■ HORSE RACING
Flu forces cancellations
An outbreak of equine influenza has forced the Japan Racing Association (JRA) to cancel races today and tomorrow, local media reported. The JRA decided to cancel the races after 29 of 163 horses checked were determined to have contracted flu, the Nikkansports newspaper reported yesterday. It is the first time in 36 years that the JRA has canceled races due to horse flu. The previous cancellation lasted for about two months beginning late December 1971. A JRA official did not make clear when races will resume, only saying: "We would like to resume races as early as possible after the situation has settled." While it is contagious among horses, equine influenza cannot be caught by other animals and humans, the JRA said.
Former Canadiens GM dies
Nine-time Stanley Cup winner and former general manager of the Montreal Canadiens Sam Pollock died on Wednesday in Toronto. He was 81. Pollock spent 14 years as the Canadiens GM, beginning in 1964. "He was a hard worker, had a lot vision, of course, and was an excellent businessman," former Montreal coach Scotty Bowman told CBC television. During his NHL tenure, Pollock managed to pluck the first overall draft pick away from the Oakland Seals in 1971 in order to draft Hall of Famer Guy Lafleur and obtain goaltender Ken Dryden from the Boston Bruins for a pair of unspectacular prospects. He also acquired Frank Mahovlich and drafted Bob Gainey in addition to luring legendary coach Scotty Bowman away from the St. Louis Blues in 1971. Pollock also served in a variety of roles for the Toronto Blue Jays Major League Baseball team.
Giambi won't be disciplined
Jason Giambi won't be disciplined by Major League Baseball commissioner Bud Selig after the New York Yankees slugger had a "frank and candid" meeting with baseball's steroids investigator. Selig said on Wednesday that Giambi's cooperation with former US senator George Mitchell and the player's charitable work persuaded him not to take further action. "He's doing a lot of public-service work and I think that's terribly important," Selig said on the second and final day of an owners meeting. "He was, I thought, very frank and candid with senator Mitchell; at least that was the senator's conclusion. Given everything, this is an appropriate decision." Giambi has acknowledged a "personal history regarding steroids." He agreed to speak with Mitchell last month after Selig threatened to discipline him if he refused to cooperate. A former American League MVP, Giambi missed more than two months this season with torn tissue in his left foot. He's batting .270 with nine home runs in 51 games.
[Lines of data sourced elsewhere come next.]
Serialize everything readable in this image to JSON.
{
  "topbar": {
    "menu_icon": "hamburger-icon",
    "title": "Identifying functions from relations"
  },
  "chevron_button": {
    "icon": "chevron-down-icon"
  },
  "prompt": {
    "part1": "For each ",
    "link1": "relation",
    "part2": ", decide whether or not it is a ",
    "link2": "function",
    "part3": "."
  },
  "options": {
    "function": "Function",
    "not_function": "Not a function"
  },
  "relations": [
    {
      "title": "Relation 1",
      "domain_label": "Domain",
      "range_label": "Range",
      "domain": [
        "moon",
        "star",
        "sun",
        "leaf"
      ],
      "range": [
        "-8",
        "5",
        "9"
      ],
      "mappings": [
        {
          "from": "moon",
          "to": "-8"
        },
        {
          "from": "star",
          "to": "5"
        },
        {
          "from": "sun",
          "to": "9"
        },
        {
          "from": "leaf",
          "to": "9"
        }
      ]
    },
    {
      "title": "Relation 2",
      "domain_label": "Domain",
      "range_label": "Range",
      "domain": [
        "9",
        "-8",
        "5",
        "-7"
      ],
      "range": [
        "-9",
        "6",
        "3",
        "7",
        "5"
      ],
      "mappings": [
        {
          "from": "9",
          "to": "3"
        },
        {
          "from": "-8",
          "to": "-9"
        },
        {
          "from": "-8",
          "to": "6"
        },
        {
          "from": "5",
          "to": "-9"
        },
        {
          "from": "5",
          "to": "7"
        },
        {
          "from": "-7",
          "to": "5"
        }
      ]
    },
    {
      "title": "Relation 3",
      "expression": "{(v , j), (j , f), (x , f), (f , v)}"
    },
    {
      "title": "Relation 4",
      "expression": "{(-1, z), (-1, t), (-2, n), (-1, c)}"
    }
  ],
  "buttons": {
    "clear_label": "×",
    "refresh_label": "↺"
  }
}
Disgraced ref apologizes
Disgraced former NBA referee Tim Donaghy isn't saying much about the betting scandal that brought him down and rocked the league, but he is saying "sorry." ``I'm very sorry about what happened,'' Donaghy told the Daily News on Thursday outside his home in Bradenton, Florida. ``This is an ongoing case. I can't say anything else,'' he said. Donaghy pleaded guilty in a Brooklyn court on Wednesday to felony charges for taking cash payoffs from gamblers and betting on games he officiated. He was released on US$250,000 bond and is set to be sentenced Nov. 9.
Briatore set to takeover QPR
Flavio Briatore, who runs the Renault Formula One team, is set to become the new owner of English club Queens Park Rangers. "Mr Briatore wants to do for the club what Mohamed al-Fayed has done for Fulham and turn us into a Premier League club," Rangers chairman Gianni Paladini told the Sun newspaper yesterday. "It is a dream come true for all the fans and saves this club from liquidation." Billionaire Briatore, 57, will wipe out the club's debt of ?17 million (US$33.78 million) and invest an extra ?100 million over three years, the Sun reported. Championship side Rangers were last in the Premier League in 1996.